Eric Muller has responded to my post on taking the Korematsu thing out of context, with a post cleverly titled Ful(ford) of It.
James Fulford apparently doesn't think that his resurrection of the smear of Fred Korematsu ought to count as an instance of "invidious racism and hate" on VDare.com.
I'm puzzled by the word "smear" here, since I can't think of anything I've said that wasn't true, and as for the famous 1942 headline, "Jap Spy Arrested in San Leandro,'' you can't honestly call that a smear.It was a justifiable error on the part of the newspaper and the authorities. The other part I'm resurrecting is the details of his arrest.

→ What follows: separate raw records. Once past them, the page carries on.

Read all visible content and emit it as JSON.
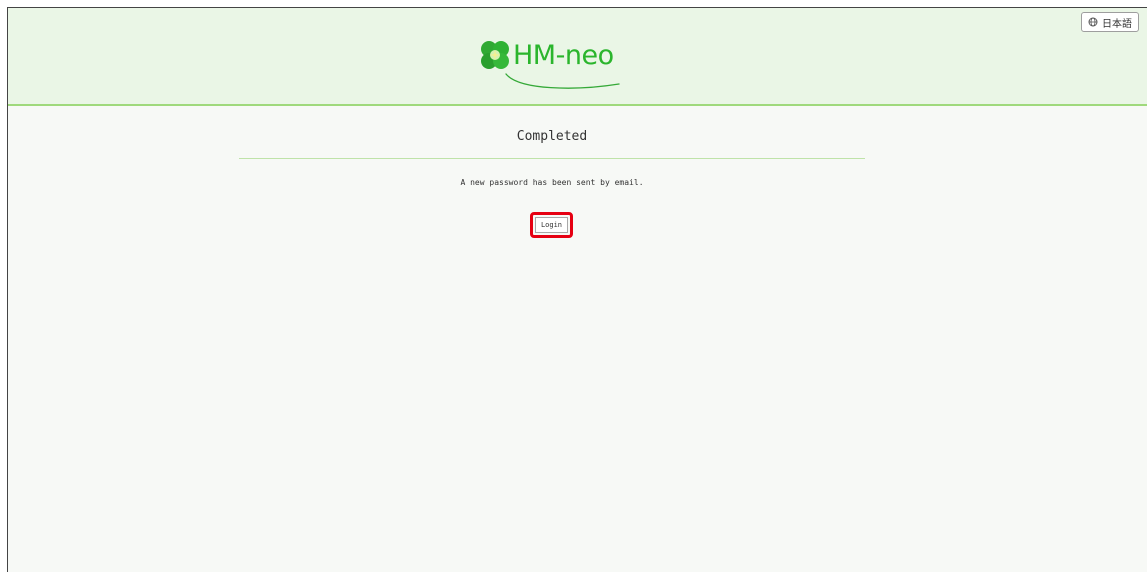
{
  "header": {
    "language_button_label": "日本語",
    "logo_text": "HM-neo"
  },
  "main": {
    "title": "Completed",
    "message": "A new password has been sent by email.",
    "login_button_label": "Login"
  },
  "colors": {
    "header_background": "#eaf6e6",
    "header_border": "#9fd97c",
    "brand_green": "#2bb52d",
    "page_background": "#f7f9f6",
    "highlight_red": "#e60012"
  },
  "icons": {
    "language": "globe-icon",
    "logo": "clover-logo-icon"
  }
}
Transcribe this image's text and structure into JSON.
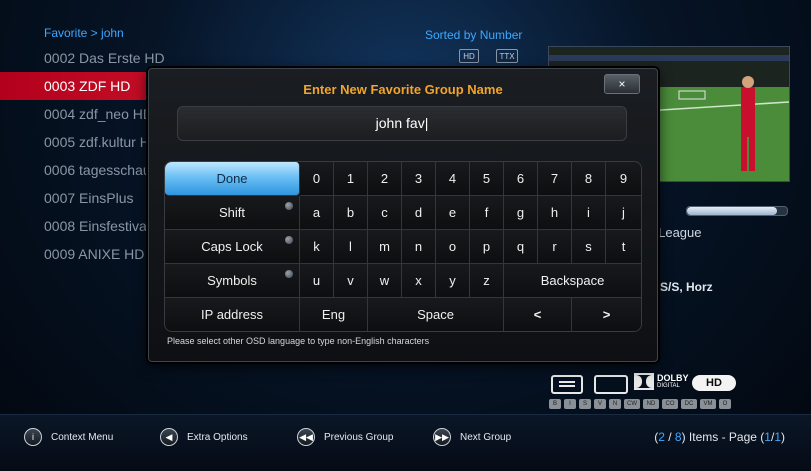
{
  "header": {
    "breadcrumb": "Favorite > john",
    "sorted_label": "Sorted by Number",
    "badge_hd": "HD",
    "badge_ttx": "TTX"
  },
  "channels": [
    {
      "label": "0002 Das Erste HD",
      "selected": false
    },
    {
      "label": "0003 ZDF HD",
      "selected": true
    },
    {
      "label": "0004 zdf_neo HD",
      "selected": false
    },
    {
      "label": "0005 zdf.kultur HD",
      "selected": false
    },
    {
      "label": "0006 tagesschau24",
      "selected": false
    },
    {
      "label": "0007 EinsPlus",
      "selected": false
    },
    {
      "label": "0008 Einsfestival",
      "selected": false
    },
    {
      "label": "0009 ANIXE HD",
      "selected": false
    }
  ],
  "info": {
    "program_text": "s League",
    "transponder_text": "XS/S, Horz",
    "progress": 0.9
  },
  "dialog": {
    "title": "Enter New Favorite Group Name",
    "close_label": "×",
    "input_value": "john fav|",
    "hint": "Please select other OSD language to type non-English characters",
    "keys": {
      "done": "Done",
      "shift": "Shift",
      "caps_lock": "Caps Lock",
      "symbols": "Symbols",
      "ip_address": "IP address",
      "eng": "Eng",
      "space": "Space",
      "backspace": "Backspace",
      "left": "<",
      "right": ">",
      "row_digits": [
        "0",
        "1",
        "2",
        "3",
        "4",
        "5",
        "6",
        "7",
        "8",
        "9"
      ],
      "row_a": [
        "a",
        "b",
        "c",
        "d",
        "e",
        "f",
        "g",
        "h",
        "i",
        "j"
      ],
      "row_k": [
        "k",
        "l",
        "m",
        "n",
        "o",
        "p",
        "q",
        "r",
        "s",
        "t"
      ],
      "row_u": [
        "u",
        "v",
        "w",
        "x",
        "y",
        "z"
      ]
    }
  },
  "codec": {
    "dolby_label": "DOLBY",
    "dolby_sub": "DIGITAL",
    "hd_label": "HD",
    "small_badges": [
      "B",
      "I",
      "S",
      "V",
      "N",
      "CW",
      "ND",
      "CO",
      "DC",
      "VM",
      "O"
    ]
  },
  "footer": {
    "context_menu": "Context Menu",
    "extra_options": "Extra Options",
    "previous_group": "Previous Group",
    "next_group": "Next Group",
    "page_open": "(",
    "items_current": "2",
    "items_sep": " / ",
    "items_total": "8",
    "items_close": ") Items - Page (",
    "page_current": "1",
    "page_sep": "/",
    "page_total": "1",
    "page_close": ")"
  },
  "colors": {
    "accent_blue": "#3da8ff",
    "selection_red": "#c8102e",
    "title_orange": "#f2a52b"
  }
}
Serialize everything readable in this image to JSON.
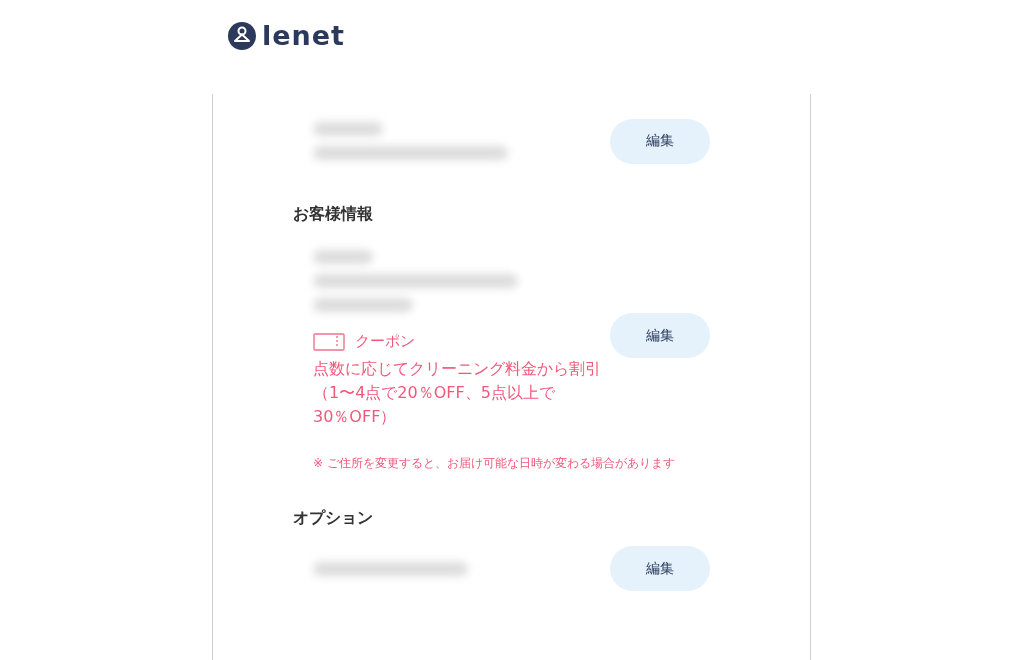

Which need resurrecting, in the interests of historical accuracy.
Here's the statement that Ellen Tauscher, the Congresswoman for San Leandro, issued when she was attending the Presidential Medal Of Freedom ceremony for Korematsu.
During one of the darkest chapters in American history when the U.S. government forced thousands of American citizens into internment camps simply because of their ancestry, Mr. Korematsu had the courage to say no. He was subsequently arrested for demanding no more than what every American citizen is entitled to — his basic human rights.
Mr. Korematsu was arrested in 1942 for staying in his own home and refusing to comply with the order that sent more than 120,000 American citizens of Japanese ancestry to internment camps during World War II. Tauscher to Attend Presidential Medal of Freedom Ceremony at White House for San Leandro Resident
That's a lot of wrong historical facts to get wrong:
Korematsu didn't have the courage to say no, he ran and hid.
He wasn't arrested in his own home, (which was in Oakland) but in San Leandro, where he was hiding.
There weren't "120,000 American citizens of Japanese ancestry to internment camps " —of approximately 120, 000 people, (110,000 in internment camps) 38% were not American citizens—they were subjects of the Emperor Of Japan. With whom the United States was at war, remember?
But the main thrust of his post is a laundry list of other quotations from the Complete Works Of James Fulford, with this note:
Fair enough. If you don't like that one, how do the following quotes from Mr. Fulford suit you?
Most of them suit me fine, because I wrote them. He doesn't attempt to say what's wrong with them, either, and the first couple of commenters on his blog seem to think they're fine, but I'll have to devote a whole other post to them, above.